  • Cell Biology and Genetics: cell biology, cell signaling, medical genetics, and cancer biology.
  • Function and Dysfunction: physiology and homeostasis, biochemistry and cell biology, cell injury and repair, histology, hematology, and principles of pharmacology.
  • Host, Agent, and Defense: inflammation and infection, the immune system and immunopathology, histology, bacteriology and mycology, parasitology, virology, antimicrobial therapy, and disease outbreak investigation.
  • Animal Health and Disease: integration of pathology, applied anatomy, clinical pharmacology, medicine, surgery, nutrition, and related clinical disciplines.
  • Clinical Rotations: supervised clinical work in the Cornell University Hospital for Animals, starting in the third year and continuing through the fourth year. Students rotate through a series of required clinical rotations, and select one of several pathways that offer the opportunity to develop specific skills necessary for their chosen area of veterinary medicine.

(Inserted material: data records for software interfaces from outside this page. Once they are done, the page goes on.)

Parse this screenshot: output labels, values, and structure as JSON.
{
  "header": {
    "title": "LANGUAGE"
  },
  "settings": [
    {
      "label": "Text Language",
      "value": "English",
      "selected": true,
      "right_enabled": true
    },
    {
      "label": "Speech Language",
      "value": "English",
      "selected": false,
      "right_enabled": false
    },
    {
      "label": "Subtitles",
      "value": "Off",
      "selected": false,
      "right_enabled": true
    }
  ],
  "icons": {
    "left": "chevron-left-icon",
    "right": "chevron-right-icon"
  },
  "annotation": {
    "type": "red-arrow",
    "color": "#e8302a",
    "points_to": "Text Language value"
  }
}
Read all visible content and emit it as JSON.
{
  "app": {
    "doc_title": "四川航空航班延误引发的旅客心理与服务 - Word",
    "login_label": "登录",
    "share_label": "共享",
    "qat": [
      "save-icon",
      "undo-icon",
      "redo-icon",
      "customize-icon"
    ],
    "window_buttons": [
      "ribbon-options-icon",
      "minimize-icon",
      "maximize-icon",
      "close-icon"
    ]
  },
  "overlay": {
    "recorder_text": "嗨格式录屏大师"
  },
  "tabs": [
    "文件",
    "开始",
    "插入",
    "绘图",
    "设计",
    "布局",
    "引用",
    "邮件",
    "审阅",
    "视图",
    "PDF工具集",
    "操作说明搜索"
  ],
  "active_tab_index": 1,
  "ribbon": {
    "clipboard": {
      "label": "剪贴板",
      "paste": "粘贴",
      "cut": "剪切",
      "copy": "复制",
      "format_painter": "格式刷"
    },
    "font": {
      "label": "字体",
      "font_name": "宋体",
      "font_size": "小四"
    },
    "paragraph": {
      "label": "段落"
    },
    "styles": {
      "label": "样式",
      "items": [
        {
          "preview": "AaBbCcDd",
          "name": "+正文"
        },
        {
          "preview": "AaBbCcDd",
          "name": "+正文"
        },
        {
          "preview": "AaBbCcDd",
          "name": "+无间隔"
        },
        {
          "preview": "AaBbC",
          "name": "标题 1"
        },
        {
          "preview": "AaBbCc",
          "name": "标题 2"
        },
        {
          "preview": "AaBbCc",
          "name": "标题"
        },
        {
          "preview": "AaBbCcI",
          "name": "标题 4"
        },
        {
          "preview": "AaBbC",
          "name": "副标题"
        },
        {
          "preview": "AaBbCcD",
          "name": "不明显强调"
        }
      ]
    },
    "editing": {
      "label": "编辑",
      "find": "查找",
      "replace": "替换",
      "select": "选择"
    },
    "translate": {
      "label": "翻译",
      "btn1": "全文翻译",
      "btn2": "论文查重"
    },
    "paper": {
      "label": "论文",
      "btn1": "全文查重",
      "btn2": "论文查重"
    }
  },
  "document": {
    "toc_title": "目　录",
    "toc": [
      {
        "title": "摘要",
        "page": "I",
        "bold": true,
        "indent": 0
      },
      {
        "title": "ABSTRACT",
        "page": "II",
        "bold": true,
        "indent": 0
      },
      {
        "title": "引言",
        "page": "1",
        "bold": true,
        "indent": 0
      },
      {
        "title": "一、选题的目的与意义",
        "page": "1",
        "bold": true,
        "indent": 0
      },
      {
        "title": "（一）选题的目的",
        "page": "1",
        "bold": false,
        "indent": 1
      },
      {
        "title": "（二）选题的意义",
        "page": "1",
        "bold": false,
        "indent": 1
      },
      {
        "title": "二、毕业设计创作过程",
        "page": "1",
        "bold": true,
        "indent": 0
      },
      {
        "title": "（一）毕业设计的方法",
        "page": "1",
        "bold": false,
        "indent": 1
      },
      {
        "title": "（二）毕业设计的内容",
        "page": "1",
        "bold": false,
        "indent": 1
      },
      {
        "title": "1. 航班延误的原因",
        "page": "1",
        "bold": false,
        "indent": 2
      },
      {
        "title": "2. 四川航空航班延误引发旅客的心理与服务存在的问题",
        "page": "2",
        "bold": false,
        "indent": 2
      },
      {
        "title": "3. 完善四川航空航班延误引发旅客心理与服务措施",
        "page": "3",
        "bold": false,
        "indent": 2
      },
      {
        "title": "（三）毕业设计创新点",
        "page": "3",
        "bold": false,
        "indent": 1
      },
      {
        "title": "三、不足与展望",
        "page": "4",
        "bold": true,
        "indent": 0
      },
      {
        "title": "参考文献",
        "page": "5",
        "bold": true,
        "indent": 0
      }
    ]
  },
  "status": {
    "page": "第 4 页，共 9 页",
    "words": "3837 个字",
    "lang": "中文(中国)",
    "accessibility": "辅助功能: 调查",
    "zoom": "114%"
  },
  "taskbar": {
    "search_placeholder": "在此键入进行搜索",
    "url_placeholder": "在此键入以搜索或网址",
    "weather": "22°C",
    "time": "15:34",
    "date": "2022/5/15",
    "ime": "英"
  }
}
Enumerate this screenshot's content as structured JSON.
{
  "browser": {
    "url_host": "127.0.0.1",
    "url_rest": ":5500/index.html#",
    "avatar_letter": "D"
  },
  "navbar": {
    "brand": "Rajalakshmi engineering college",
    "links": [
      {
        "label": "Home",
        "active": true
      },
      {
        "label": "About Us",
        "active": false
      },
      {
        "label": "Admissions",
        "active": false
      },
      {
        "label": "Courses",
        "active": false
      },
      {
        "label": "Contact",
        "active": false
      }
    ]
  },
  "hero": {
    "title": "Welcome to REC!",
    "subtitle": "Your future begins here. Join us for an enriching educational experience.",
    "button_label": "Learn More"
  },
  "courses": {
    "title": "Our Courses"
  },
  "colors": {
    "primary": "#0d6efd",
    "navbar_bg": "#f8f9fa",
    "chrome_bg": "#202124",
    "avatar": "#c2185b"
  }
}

The required clinical rotations include: ambulatory medicine, anesthesiology, dermatology, large animal medicine, large animal surgery, ophthalmology, pathology, imaging, community practice service and small animal theriogenology, small animal medicine, small animal surgery, and emergency and critical care medicine. Pathways include: Small Animal, Equine, General (Mixed), Exotics, Zoo and Wildlife, and Production Animal Medicine.
  • Animals, Veterinarians, and Society: physical examination, biomedical ethics and clinical genetics, communication skills, information management, human-animal bond, health maintenance in individual animals and populations, veterinary public health, professional development, societal responsibilities of veterinarians, and hospital and practice management.

 

Distribution Courses

Approximately 30 percent of the professional curriculum is provided through Distribution courses, which are grouped in sets. Students must fulfill credit requirements for each set, but may choose from among the courses in each set. A large number of courses is available, offering additional flexibility and opportunity to pursue special interests, or to develop knowledge about a particular topic or species in greater depth.

Distribution requirements include the opportunity to complete additional clinical rotations in the following areas: theriogenology, cardiology, exotic animal medicine, oncology, laboratory animal medicine, and equine primary care. Students may also obtain clinical experience for academic credit off campus-in institutional settings with established teaching programs, or in facilities offering unique clinical or research experiences. Cornell students pursue a wide range of experiences according to their professional goals and interests.